▸ Exercise prompt: Repeat the data. Keep each line identical.

[[ Records to use open ]]

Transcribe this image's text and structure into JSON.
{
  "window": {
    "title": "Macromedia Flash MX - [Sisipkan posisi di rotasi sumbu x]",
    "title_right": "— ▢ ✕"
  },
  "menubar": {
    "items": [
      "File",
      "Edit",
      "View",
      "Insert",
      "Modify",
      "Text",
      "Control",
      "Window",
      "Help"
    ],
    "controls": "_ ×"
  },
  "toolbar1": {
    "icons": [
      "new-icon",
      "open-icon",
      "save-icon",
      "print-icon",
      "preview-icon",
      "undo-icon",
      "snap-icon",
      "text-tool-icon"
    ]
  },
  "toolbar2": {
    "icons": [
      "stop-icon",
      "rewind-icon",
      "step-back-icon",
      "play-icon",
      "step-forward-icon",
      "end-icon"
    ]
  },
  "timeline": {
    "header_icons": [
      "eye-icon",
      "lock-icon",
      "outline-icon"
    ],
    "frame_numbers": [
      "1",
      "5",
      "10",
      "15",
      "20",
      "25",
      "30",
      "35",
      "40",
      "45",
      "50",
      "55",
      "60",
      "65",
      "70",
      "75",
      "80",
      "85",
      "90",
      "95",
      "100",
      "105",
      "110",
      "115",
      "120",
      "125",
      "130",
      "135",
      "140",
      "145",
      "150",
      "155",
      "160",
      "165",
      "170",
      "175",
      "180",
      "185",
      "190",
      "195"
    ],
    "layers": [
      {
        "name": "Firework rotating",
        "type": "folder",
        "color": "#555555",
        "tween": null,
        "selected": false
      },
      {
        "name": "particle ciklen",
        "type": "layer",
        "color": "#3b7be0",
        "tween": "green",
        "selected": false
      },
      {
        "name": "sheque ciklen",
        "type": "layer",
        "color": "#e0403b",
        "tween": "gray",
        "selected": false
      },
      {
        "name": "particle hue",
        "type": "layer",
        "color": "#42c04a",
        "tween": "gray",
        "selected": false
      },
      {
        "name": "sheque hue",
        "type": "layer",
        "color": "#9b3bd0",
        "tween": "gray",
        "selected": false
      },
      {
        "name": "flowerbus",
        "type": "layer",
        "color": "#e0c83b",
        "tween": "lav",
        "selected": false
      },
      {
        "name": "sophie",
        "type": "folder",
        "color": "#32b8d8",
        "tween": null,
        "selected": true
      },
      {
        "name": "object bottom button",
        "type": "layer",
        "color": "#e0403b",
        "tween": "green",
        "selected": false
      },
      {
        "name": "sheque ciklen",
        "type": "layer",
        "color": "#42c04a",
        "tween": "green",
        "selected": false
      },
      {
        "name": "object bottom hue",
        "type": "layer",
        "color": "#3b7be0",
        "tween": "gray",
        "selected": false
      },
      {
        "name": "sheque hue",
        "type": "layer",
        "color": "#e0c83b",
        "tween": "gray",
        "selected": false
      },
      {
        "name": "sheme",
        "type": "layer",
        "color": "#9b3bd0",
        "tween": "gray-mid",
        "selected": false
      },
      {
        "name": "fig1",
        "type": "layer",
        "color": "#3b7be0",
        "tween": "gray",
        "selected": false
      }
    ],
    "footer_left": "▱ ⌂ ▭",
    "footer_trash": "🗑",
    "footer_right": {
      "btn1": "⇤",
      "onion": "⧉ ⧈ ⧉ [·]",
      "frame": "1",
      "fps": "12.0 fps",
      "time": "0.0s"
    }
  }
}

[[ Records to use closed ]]

▸ Result of this exercise:
Transcribe this image's text and structure into JSON.
{
  "window": {
    "title": "Macromedia Flash MX - [Sisipkan posisi di rotasi sumbu x]",
    "title_right": "— ▢ ✕"
  },
  "menubar": {
    "items": [
      "File",
      "Edit",
      "View",
      "Insert",
      "Modify",
      "Text",
      "Control",
      "Window",
      "Help"
    ],
    "controls": "_ ×"
  },
  "toolbar1": {
    "icons": [
      "new-icon",
      "open-icon",
      "save-icon",
      "print-icon",
      "preview-icon",
      "undo-icon",
      "snap-icon",
      "text-tool-icon"
    ]
  },
  "toolbar2": {
    "icons": [
      "stop-icon",
      "rewind-icon",
      "step-back-icon",
      "play-icon",
      "step-forward-icon",
      "end-icon"
    ]
  },
  "timeline": {
    "header_icons": [
      "eye-icon",
      "lock-icon",
      "outline-icon"
    ],
    "frame_numbers": [
      "1",
      "5",
      "10",
      "15",
      "20",
      "25",
      "30",
      "35",
      "40",
      "45",
      "50",
      "55",
      "60",
      "65",
      "70",
      "75",
      "80",
      "85",
      "90",
      "95",
      "100",
      "105",
      "110",
      "115",
      "120",
      "125",
      "130",
      "135",
      "140",
      "145",
      "150",
      "155",
      "160",
      "165",
      "170",
      "175",
      "180",
      "185",
      "190",
      "195"
    ],
    "layers": [
      {
        "name": "Firework rotating",
        "type": "folder",
        "color": "#555555",
        "tween": null,
        "selected": false
      },
      {
        "name": "particle ciklen",
        "type": "layer",
        "color": "#3b7be0",
        "tween": "green",
        "selected": false
      },
      {
        "name": "sheque ciklen",
        "type": "layer",
        "color": "#e0403b",
        "tween": "gray",
        "selected": false
      },
      {
        "name": "particle hue",
        "type": "layer",
        "color": "#42c04a",
        "tween": "gray",
        "selected": false
      },
      {
        "name": "sheque hue",
        "type": "layer",
        "color": "#9b3bd0",
        "tween": "gray",
        "selected": false
      },
      {
        "name": "flowerbus",
        "type": "layer",
        "color": "#e0c83b",
        "tween": "lav",
        "selected": false
      },
      {
        "name": "sophie",
        "type": "folder",
        "color": "#32b8d8",
        "tween": null,
        "selected": true
      },
      {
        "name": "object bottom button",
        "type": "layer",
        "color": "#e0403b",
        "tween": "green",
        "selected": false
      },
      {
        "name": "sheque ciklen",
        "type": "layer",
        "color": "#42c04a",
        "tween": "green",
        "selected": false
      },
      {
        "name": "object bottom hue",
        "type": "layer",
        "color": "#3b7be0",
        "tween": "gray",
        "selected": false
      },
      {
        "name": "sheque hue",
        "type": "layer",
        "color": "#e0c83b",
        "tween": "gray",
        "selected": false
      },
      {
        "name": "sheme",
        "type": "layer",
        "color": "#9b3bd0",
        "tween": "gray-mid",
        "selected": false
      },
      {
        "name": "fig1",
        "type": "layer",
        "color": "#3b7be0",
        "tween": "gray",
        "selected": false
      }
    ],
    "footer_left": "▱ ⌂ ▭",
    "footer_trash": "🗑",
    "footer_right": {
      "btn1": "⇤",
      "onion": "⧉ ⧈ ⧉ [·]",
      "frame": "1",
      "fps": "12.0 fps",
      "time": "0.0s"
    }
  }
}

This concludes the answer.